2 NAD+ + glucose + 2 ADP ------> 2 pyruvate + 2 NADH + 2 ATP



For most tissues in higher organisms, the pyruvate is further oxidized all the way to CO2 (in the citric acid cycle ). Here, too, the major oxidizing agent is NAD+, although other oxidizing agents are also needed. The citric acid cycle pathway consists of eight reactions that process incoming molecules of Acetyl-CoA. The carbon atoms leave the cycle in the form of molecules of carbon dioxide. The hydrogen atoms and electrons leave the cycle in the form of reduced coenzymes NADH and FADH2. The cycle is regulated by three allosteric enzymes in response to cellular levels of ATP. One Acetyl CoA molecule entering the citric acid cycle produces three molecules of NADH, one of FADH2, and one of GTP. Click here to see the citric acid cycle.



Nicotinamide adenine dinucleotide, NADH, plays a central role in oxidative metabolism . Through the mitochondrial electron transport chain and a series of intermediate redox reactions, NADH can transfer two electrons and a hydrogen ion to molecular oxygen, liberating 52.6 kcal/mole. This is enough energy to synthesize 7.2 ATPs from ADP and Pi. Some inefficiency, though, allows only 3 ATPs to be formed.



For those organisms or tissues that do not carry out aerobic (oxygen-dependent) metabolism, there is the problem of re-generating the oxidizing agent NAD+. For mammalian tissues such as muscle and red blood cells, and for some microorganisms such as lactic acid bacteria, the NADH is used to reduce pyruvate to lactate.

pyruvate + NADH ----> lactate + NAD+

For other microorganisms the pyruvate can be further oxidized to acetaldehyde which can then be reduced by NADH to a number of different products depending on the particular organism. Ethanol-producing yeast and bacteria, reduce acetaldehyde:

  1. Pyruvate decarboxylase (thiamine pyrophosphate enzyme similar to pyruvate dehydrogenase):
  2. pyruvate ----> acetaldehyde + CO2

  3. Alcohol dehydrogenase: acetaldehyde + NADH ----> ethanol + NAD+

For mammals, the acetaldehyde, which is very toxic, must be further oxidized to acetic acid.



Why is NAD+ a Hydrogen Acceptor?

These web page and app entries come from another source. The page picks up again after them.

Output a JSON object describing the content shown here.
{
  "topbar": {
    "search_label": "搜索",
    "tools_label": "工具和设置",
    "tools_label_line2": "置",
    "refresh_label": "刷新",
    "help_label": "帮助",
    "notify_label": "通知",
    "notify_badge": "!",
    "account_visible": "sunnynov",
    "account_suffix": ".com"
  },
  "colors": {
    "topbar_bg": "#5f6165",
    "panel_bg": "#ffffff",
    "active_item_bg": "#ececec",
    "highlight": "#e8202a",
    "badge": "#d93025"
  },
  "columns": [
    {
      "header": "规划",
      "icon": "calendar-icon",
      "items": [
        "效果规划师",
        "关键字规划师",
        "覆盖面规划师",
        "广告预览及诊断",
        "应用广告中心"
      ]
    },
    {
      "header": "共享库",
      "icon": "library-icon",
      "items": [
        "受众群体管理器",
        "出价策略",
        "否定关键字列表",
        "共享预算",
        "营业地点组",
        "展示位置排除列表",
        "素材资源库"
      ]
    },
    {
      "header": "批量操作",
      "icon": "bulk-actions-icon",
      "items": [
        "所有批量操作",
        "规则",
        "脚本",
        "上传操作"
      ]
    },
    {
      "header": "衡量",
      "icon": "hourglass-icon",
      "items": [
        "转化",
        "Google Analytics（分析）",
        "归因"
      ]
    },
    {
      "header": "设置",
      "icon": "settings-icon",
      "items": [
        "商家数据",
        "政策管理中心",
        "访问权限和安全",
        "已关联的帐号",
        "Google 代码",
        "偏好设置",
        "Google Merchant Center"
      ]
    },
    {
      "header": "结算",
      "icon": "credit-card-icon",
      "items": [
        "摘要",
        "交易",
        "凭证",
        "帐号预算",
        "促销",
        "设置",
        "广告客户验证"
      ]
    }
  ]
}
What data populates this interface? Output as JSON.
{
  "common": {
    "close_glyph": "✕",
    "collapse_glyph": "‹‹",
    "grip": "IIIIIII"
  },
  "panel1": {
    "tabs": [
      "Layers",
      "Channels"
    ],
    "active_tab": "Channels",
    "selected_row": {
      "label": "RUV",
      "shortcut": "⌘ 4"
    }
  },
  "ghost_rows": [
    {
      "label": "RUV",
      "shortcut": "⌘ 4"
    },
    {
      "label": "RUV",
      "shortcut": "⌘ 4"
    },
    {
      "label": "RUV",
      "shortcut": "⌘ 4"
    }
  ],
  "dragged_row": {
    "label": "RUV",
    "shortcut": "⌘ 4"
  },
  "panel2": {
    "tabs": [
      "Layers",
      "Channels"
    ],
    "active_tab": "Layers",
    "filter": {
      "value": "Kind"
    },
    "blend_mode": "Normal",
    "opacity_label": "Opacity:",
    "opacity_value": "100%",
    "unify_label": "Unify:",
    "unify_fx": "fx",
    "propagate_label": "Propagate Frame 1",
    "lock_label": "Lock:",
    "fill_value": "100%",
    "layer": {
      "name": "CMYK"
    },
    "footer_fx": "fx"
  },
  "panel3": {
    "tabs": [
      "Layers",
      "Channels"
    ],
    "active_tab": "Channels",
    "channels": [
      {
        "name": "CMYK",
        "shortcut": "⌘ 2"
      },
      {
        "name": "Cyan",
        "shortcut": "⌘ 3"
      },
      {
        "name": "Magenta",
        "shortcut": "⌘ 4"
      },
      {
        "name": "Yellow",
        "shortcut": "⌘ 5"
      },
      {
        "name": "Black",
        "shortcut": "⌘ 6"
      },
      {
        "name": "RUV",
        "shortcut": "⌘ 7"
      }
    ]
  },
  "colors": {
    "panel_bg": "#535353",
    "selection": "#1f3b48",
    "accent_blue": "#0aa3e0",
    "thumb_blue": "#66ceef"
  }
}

NADH: Natures Most Powerful Energizer

Oxidation Reactions and Enzymes

Chemical Structure of Biologically Important Compounds


TCA Cycle, Respiration, and Oxidative Phosphorylation